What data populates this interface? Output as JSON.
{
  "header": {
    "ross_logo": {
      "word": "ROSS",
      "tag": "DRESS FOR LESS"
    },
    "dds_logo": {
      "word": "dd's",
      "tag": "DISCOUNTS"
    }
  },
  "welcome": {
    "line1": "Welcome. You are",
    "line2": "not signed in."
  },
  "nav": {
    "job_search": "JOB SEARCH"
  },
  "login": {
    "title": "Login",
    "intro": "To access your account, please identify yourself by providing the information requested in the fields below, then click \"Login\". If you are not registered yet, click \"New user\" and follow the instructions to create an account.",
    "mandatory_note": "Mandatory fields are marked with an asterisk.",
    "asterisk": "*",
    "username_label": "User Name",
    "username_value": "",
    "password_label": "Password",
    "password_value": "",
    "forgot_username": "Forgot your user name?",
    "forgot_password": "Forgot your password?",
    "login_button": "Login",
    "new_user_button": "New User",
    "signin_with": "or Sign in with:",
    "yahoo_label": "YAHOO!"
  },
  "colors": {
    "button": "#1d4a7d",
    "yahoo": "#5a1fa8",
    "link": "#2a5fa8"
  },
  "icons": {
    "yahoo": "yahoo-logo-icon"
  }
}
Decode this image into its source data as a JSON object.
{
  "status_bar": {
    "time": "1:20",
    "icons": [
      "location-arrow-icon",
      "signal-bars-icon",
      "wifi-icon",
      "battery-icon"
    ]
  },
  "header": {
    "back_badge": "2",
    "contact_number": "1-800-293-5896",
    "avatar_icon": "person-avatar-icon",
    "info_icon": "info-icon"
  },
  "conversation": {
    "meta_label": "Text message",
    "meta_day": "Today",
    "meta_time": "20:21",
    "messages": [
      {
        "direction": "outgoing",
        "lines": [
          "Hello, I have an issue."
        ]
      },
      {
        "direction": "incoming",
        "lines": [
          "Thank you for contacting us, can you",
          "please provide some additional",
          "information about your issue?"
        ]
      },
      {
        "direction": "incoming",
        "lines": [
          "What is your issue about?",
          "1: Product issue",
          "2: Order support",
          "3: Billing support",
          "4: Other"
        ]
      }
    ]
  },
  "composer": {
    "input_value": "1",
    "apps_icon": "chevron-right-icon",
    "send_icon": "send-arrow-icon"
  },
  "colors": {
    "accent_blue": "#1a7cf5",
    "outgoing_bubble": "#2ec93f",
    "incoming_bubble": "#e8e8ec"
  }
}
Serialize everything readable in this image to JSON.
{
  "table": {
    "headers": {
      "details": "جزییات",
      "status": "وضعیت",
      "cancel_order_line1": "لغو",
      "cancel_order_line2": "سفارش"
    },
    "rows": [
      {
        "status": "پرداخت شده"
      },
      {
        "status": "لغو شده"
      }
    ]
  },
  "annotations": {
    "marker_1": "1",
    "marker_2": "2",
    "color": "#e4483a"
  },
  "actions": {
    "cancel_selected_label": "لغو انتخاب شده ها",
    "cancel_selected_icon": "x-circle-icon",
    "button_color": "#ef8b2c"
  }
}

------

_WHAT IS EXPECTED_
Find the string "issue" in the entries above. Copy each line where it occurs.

_RESULT_
          "Hello, I have an issue."
          "information about your issue?"
          "What is your issue about?",
          "1: Product issue",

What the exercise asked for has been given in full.